Aim of the task:
Go over the data and copy out each line with "maintained" in it.
━━━━━━
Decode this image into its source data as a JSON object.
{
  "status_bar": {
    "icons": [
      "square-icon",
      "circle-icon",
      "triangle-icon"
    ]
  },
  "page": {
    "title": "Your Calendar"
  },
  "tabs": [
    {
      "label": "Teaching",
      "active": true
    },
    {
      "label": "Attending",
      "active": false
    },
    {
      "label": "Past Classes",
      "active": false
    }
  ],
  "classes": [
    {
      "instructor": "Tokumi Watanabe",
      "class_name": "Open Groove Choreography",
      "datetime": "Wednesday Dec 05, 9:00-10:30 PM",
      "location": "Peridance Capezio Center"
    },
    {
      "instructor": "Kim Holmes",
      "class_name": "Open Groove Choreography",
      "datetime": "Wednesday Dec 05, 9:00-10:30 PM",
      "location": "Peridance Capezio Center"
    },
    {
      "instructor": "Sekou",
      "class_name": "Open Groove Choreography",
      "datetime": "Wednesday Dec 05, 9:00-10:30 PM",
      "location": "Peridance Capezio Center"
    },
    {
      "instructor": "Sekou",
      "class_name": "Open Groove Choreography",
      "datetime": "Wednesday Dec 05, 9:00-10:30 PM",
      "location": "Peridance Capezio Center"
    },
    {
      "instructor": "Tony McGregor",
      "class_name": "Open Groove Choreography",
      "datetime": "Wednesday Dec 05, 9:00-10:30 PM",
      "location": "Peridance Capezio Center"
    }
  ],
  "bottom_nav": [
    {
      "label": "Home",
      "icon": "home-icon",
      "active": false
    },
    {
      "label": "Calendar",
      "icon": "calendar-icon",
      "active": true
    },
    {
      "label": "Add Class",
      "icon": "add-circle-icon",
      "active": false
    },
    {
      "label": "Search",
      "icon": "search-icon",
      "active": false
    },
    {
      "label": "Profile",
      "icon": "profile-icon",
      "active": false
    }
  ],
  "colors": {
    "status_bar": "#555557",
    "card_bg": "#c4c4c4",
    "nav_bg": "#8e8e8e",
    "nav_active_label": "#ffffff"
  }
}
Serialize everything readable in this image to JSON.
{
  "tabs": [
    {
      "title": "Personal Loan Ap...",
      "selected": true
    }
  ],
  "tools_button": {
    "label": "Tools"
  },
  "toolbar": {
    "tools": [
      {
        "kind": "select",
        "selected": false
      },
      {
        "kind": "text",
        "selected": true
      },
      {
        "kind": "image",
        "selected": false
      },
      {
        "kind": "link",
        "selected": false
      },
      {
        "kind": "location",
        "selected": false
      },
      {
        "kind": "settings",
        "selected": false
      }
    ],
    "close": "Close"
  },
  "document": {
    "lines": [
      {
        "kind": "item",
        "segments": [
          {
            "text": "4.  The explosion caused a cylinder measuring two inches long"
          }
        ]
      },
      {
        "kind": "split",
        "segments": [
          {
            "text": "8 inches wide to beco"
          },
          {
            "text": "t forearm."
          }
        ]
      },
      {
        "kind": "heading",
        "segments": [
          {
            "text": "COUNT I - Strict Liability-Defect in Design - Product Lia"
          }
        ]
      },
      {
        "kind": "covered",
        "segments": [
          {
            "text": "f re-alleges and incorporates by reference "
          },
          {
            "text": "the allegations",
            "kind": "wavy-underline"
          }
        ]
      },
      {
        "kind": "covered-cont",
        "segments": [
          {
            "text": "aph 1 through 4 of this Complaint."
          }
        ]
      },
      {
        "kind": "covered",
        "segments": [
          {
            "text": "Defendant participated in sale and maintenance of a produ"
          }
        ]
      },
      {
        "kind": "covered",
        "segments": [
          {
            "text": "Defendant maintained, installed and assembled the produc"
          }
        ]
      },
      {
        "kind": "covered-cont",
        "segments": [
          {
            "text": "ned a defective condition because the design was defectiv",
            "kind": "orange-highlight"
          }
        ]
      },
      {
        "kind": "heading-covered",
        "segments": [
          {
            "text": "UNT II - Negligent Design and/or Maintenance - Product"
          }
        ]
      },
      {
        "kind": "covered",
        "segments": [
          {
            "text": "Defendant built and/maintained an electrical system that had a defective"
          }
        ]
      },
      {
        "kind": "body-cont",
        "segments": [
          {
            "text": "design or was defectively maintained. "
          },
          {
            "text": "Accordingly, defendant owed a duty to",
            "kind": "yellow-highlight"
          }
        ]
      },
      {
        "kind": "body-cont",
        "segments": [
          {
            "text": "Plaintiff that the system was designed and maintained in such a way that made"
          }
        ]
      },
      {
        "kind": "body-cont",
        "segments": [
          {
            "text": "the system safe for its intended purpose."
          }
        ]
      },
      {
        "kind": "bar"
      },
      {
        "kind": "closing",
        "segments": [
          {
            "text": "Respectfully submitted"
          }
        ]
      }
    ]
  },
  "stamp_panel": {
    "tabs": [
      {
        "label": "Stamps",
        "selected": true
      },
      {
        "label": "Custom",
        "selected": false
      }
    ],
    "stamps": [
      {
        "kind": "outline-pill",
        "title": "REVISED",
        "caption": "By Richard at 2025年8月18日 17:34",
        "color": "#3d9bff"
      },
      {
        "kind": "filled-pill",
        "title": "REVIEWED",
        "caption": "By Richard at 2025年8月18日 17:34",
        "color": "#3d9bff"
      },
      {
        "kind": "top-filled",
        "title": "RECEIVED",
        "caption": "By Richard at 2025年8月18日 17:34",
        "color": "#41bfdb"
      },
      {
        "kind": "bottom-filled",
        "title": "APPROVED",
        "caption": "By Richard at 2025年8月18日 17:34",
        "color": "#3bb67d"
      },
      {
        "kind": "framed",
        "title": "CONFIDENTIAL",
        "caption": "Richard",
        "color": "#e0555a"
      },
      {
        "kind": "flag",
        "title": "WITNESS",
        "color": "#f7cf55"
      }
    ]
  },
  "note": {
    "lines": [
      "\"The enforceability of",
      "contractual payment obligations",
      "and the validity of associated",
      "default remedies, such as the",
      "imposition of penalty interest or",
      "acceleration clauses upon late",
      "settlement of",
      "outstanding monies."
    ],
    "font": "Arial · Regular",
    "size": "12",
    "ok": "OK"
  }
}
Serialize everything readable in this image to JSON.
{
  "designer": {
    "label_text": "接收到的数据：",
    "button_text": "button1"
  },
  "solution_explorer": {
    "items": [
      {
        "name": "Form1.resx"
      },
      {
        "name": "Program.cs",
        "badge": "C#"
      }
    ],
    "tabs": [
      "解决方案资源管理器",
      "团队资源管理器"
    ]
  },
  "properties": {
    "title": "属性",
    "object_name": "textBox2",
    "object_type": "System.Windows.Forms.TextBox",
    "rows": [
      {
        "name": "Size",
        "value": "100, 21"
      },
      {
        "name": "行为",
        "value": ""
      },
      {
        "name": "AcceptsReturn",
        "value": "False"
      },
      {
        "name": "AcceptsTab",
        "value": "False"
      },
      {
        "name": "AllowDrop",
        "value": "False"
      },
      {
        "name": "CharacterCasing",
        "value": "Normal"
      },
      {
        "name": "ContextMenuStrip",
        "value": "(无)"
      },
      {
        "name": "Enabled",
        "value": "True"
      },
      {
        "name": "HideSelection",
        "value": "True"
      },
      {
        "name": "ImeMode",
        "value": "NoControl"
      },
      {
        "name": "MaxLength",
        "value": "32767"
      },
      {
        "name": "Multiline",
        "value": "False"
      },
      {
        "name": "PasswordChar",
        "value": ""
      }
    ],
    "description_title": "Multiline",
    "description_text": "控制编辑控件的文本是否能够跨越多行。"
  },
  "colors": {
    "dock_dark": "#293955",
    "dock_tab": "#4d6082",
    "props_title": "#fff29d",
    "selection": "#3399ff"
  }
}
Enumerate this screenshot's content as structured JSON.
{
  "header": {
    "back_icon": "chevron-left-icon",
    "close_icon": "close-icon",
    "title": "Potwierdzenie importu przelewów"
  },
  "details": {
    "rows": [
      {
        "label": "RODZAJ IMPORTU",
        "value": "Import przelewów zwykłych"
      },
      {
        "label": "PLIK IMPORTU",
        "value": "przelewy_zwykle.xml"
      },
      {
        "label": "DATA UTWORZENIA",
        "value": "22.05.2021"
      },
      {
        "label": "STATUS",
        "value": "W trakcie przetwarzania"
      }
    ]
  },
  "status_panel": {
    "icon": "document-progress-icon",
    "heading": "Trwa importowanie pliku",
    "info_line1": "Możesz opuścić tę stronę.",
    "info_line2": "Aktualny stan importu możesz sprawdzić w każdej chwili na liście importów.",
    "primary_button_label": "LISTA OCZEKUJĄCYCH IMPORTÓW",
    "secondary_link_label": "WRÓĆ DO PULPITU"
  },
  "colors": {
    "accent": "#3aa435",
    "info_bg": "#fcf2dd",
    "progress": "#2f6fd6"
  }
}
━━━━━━
Output for this task:
            "text": "Defendant maintained, installed and assembled the produc"
            "text": "Defendant built and/maintained an electrical system that had a defective"
            "text": "design or was defectively maintained. "
            "text": "Plaintiff that the system was designed and maintained in such a way that made"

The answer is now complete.